Preclinical radiation biology has become increasingly sophisticated due to the implementation of advanced small animal image guided radiation platforms into laboratory investigation. The Xstrahl small animal radiation research platform (SARRP) enables state-of-the-art image guided radiotherapy research to be performed by combining high-resolution cone beam computed tomography imaging with an isocentric irradiation system. This platform is capable of replicating modern clinical systems similar to those that integrate a linear accelerator with on-board CBCT image guidance. To achieve clinically relevant data, clinically relevant biological research AND quality assurance must be performed to ensure precision and accuracy.
Quality assurance via dosimetric procedures for small animal image guided micro-irradiators originate from the medical physics codes of practice used by clinical radiotherapy departments. These practices normally incorporate specific corrections for low energy beams and backscatter for broad field exposures. However, the most important difference between clinical and pre-clinical dosimetry are the utilized field sizes: while dosimetry for stereotactic small fields involves Gafchromic films and thermoluminescent detectors for areas under 0.8 × 0.8 cm2, preclinical dosimetry employs even smaller fields.
In radiobiology, very small and precise radiation beams (soft X-ray and charged particles) have long been used to deliver radiation to specific subcellular compartments. However, as dosimetry, these tools mostly use different particle counters to calculate the exact energy delivered to the targeted cells.
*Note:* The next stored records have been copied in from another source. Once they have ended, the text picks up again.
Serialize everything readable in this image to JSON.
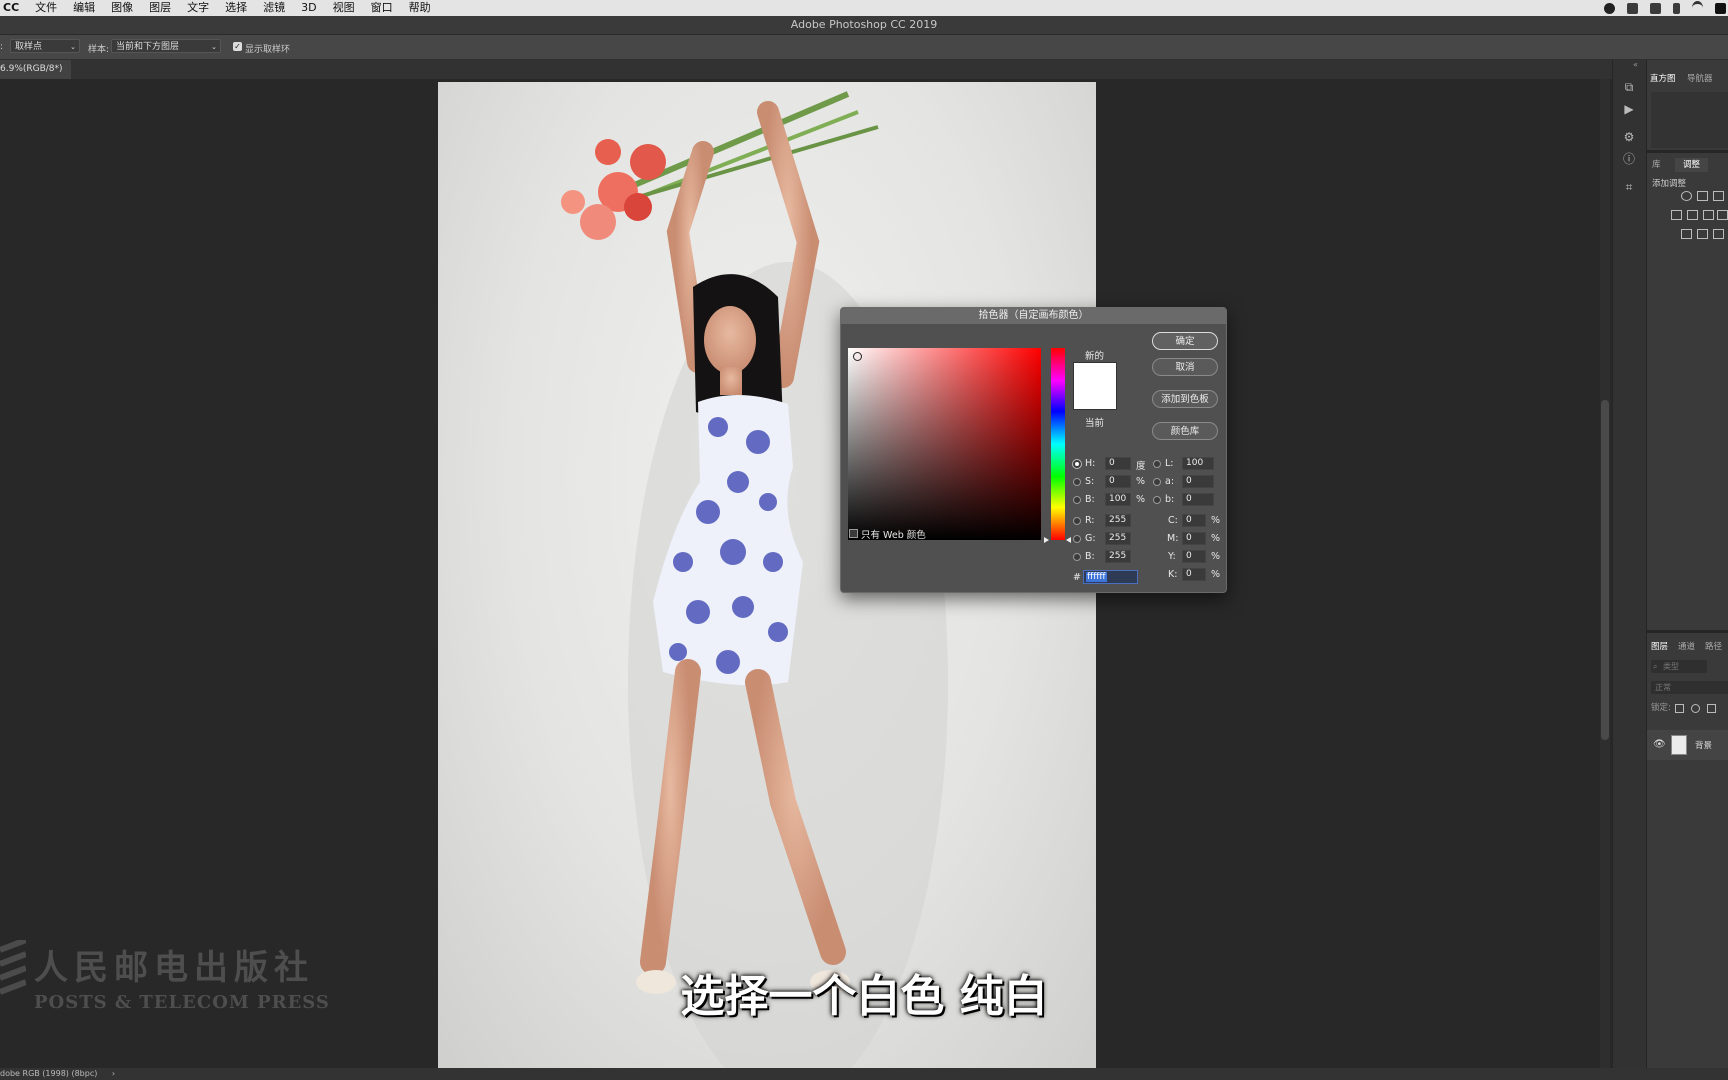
{
  "menubar": {
    "app": "CC",
    "items": [
      "文件",
      "编辑",
      "图像",
      "图层",
      "文字",
      "选择",
      "滤镜",
      "3D",
      "视图",
      "窗口",
      "帮助"
    ]
  },
  "window_title": "Adobe Photoshop CC 2019",
  "options": {
    "sample_size_value": "取样点",
    "sample_label": "样本:",
    "sample_value": "当前和下方图层",
    "show_ring_label": "显示取样环",
    "show_ring_checked": true
  },
  "doc_tab": "6.9%(RGB/8*)",
  "panels": {
    "top_tabs": [
      "直方图",
      "导航器"
    ],
    "mid_tabs": [
      "库",
      "调整"
    ],
    "adjust_title": "添加调整",
    "layer_tabs": [
      "图层",
      "通道",
      "路径"
    ],
    "layer_search": "类型",
    "blend_mode": "正常",
    "lock_label": "锁定:",
    "layer_name": "背景"
  },
  "status": {
    "profile": "dobe RGB (1998) (8bpc)",
    "arrow": "›"
  },
  "dialog": {
    "title": "拾色器（自定画布颜色）",
    "new_label": "新的",
    "current_label": "当前",
    "buttons": {
      "ok": "确定",
      "cancel": "取消",
      "add_swatch": "添加到色板",
      "color_library": "颜色库"
    },
    "web_only_label": "只有 Web 颜色",
    "hsb": {
      "h_label": "H:",
      "h": "0",
      "h_unit": "度",
      "s_label": "S:",
      "s": "0",
      "s_unit": "%",
      "b_label": "B:",
      "b": "100",
      "b_unit": "%"
    },
    "rgb": {
      "r_label": "R:",
      "r": "255",
      "g_label": "G:",
      "g": "255",
      "b_label": "B:",
      "b": "255"
    },
    "lab": {
      "l_label": "L:",
      "l": "100",
      "a_label": "a:",
      "a": "0",
      "b_label": "b:",
      "b": "0"
    },
    "cmyk": {
      "c_label": "C:",
      "c": "0",
      "m_label": "M:",
      "m": "0",
      "y_label": "Y:",
      "y": "0",
      "k_label": "K:",
      "k": "0",
      "unit": "%"
    },
    "hex_label": "#",
    "hex": "ffffff",
    "selected_color": "#ffffff"
  },
  "watermark": {
    "cn": "人民邮电出版社",
    "en": "POSTS & TELECOM PRESS"
  },
  "subtitle": "选择一个白色 纯白"
}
This study shows the full commissioning of SARRP, including physical, focusing on the 0.5 mm diameter apertures. Small size apertures are intended to be used for a very precise beam delivery. The present work aims to elucidate the specific technical aspects of the small beam use in preclinical radiobiology. The beam characterization and determination of the absorbed dose has been performed according to the AAPM TG-61 code of practice.
Overall, a good agreement (1.7–3%) was observed when comparing the measured physical doses and the commissioning data provided by Xstrahl for all apertures used. Furthermore, all small field dosimetry data were similar for both film reading methods (Matlab and FilmQA), and with Monte Carlo simulations for both focal spot sizes (Broad: 5.5mm and 220kV/13mA, Fine: 1.0mm and 220kV/3mA). It was observed that the fine focal spot produced a more homogenous beam with more stable penumbra over time. However, it is important to know that when a dose delivered with the fine focal setting, a decrease in dose rate occurs. Therefore, the time to deliver a specific dose to the target will take longer than a broad focal spot, but the beam quality will be better. It is important to choose the electron beam with care as this can potentially impact the beam stability and reproducibility.
Since SARRP was commercialized, a main focus of Xstrahl has been to be involved in ongoing research that further characterizes SARRP and pushes the experimental envelope. This is made in part by sponsored research, and collaborations with institutions who share a common experimental goal and mindset. Recently, our friends at Queen’s University in Belfast, Ireland suggested a dosimetric validation study which would further characterize SARRP field homogeneity. Through collaboration of Dr. Jonathan Kane and Amanda Tulk of Xstrahl Inc., and Dr. Mihaela Ghita et. al of Queen’s University, a study investigating small field dosimetry with SARRP was forged. The study was published in Radiation Oncology in late 2017 and was presented this year AACR in Chicago.
This Xstrahl In Action was adapted from a article found on a National Library of Medicine website.